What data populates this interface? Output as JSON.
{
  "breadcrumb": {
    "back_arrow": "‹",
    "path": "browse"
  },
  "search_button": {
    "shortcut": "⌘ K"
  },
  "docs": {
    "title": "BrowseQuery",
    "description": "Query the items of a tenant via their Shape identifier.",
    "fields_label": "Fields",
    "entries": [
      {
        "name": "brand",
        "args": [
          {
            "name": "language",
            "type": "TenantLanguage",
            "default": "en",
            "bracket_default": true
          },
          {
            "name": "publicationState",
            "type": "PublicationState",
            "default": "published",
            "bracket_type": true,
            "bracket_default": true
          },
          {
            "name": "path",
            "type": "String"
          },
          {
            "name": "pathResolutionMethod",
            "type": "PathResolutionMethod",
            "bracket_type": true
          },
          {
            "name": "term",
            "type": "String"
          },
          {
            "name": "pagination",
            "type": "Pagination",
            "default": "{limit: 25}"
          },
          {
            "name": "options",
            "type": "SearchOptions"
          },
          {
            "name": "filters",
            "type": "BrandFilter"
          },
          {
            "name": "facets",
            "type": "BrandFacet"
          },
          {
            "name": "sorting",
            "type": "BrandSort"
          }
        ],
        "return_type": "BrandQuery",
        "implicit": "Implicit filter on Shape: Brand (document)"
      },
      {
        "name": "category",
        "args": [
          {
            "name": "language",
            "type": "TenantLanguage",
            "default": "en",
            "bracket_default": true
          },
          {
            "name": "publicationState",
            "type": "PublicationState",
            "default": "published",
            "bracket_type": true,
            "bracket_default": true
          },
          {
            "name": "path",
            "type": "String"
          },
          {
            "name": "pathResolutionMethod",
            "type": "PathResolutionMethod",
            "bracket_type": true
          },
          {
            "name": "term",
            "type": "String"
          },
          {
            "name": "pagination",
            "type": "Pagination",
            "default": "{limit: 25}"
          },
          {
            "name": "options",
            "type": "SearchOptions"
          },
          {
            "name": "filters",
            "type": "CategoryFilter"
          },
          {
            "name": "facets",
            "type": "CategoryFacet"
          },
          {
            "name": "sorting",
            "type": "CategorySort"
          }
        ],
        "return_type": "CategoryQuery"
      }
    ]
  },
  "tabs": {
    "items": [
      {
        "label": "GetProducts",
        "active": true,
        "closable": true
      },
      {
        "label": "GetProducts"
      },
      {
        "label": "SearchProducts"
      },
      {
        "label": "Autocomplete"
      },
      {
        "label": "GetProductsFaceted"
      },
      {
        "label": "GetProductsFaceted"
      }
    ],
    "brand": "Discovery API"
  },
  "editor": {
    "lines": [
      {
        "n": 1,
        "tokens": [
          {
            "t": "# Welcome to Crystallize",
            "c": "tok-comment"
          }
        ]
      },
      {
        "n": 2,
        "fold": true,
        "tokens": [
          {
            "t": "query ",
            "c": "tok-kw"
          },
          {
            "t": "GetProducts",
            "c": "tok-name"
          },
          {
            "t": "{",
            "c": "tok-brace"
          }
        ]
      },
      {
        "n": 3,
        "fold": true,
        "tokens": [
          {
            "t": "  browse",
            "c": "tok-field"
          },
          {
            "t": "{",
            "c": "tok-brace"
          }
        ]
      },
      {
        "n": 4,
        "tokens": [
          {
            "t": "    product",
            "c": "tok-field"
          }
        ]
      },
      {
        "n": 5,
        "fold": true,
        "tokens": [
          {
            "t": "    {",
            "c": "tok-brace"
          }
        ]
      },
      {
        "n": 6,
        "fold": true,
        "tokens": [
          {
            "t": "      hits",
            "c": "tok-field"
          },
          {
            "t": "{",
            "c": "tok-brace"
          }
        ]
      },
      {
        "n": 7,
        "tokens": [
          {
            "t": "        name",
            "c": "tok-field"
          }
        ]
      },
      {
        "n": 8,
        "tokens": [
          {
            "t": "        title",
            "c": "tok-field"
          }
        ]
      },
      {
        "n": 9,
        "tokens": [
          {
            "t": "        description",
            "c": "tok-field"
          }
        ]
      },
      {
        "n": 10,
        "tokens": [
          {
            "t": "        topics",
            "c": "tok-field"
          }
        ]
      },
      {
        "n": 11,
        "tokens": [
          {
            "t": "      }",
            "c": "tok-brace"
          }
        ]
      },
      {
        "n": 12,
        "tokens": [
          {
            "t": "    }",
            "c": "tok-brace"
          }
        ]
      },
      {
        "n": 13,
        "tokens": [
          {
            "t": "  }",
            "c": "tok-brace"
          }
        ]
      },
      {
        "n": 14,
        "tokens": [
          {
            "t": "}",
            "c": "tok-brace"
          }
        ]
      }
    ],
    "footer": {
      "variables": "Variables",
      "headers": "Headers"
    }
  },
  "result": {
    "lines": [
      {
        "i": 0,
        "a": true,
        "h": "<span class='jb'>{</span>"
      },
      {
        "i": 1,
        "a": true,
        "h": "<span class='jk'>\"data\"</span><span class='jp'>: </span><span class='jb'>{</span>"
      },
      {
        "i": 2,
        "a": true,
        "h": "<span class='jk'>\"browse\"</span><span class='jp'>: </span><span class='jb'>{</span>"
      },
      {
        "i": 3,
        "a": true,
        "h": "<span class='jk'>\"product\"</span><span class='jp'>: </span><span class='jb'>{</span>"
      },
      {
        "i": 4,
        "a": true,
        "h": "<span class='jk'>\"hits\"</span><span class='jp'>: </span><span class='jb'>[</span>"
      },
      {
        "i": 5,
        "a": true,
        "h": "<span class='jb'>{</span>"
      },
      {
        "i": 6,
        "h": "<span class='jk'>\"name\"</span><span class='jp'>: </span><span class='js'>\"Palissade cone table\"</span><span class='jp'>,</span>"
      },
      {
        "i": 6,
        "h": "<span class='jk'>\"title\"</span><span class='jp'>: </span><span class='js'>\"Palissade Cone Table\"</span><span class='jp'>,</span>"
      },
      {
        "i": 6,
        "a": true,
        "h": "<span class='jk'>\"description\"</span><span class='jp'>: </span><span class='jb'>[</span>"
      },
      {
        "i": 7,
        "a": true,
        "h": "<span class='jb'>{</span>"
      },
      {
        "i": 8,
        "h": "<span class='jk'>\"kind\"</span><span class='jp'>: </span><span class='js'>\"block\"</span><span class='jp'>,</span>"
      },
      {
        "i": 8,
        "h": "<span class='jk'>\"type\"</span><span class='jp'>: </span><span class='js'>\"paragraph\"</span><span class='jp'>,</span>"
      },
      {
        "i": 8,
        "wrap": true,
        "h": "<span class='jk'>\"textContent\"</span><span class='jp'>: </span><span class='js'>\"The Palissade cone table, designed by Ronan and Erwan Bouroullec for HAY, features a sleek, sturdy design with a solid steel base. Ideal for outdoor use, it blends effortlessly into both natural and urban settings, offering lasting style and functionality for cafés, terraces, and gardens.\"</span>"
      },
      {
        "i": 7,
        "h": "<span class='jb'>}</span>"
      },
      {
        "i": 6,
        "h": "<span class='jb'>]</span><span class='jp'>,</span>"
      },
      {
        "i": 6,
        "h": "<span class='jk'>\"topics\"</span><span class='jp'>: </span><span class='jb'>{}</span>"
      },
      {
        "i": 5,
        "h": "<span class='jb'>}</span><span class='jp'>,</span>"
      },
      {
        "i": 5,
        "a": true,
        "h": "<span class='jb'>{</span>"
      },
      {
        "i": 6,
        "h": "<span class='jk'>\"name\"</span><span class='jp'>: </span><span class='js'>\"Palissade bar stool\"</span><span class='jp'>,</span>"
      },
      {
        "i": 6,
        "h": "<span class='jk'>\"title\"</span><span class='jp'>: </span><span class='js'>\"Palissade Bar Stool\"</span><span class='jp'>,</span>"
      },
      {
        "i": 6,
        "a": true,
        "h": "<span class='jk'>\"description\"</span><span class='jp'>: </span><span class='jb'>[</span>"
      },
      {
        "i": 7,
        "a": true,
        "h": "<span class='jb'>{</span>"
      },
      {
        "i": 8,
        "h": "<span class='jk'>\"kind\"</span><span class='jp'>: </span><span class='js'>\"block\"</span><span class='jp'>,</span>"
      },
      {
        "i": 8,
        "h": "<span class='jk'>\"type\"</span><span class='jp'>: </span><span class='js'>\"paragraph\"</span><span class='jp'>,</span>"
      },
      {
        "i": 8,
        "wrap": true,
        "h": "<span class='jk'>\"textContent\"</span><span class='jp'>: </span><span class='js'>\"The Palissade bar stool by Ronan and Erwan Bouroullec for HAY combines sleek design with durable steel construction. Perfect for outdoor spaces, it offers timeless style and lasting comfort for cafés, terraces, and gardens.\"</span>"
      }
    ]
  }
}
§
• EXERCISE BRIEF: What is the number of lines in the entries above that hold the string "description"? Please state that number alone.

• WRITTEN RESPONSE: 4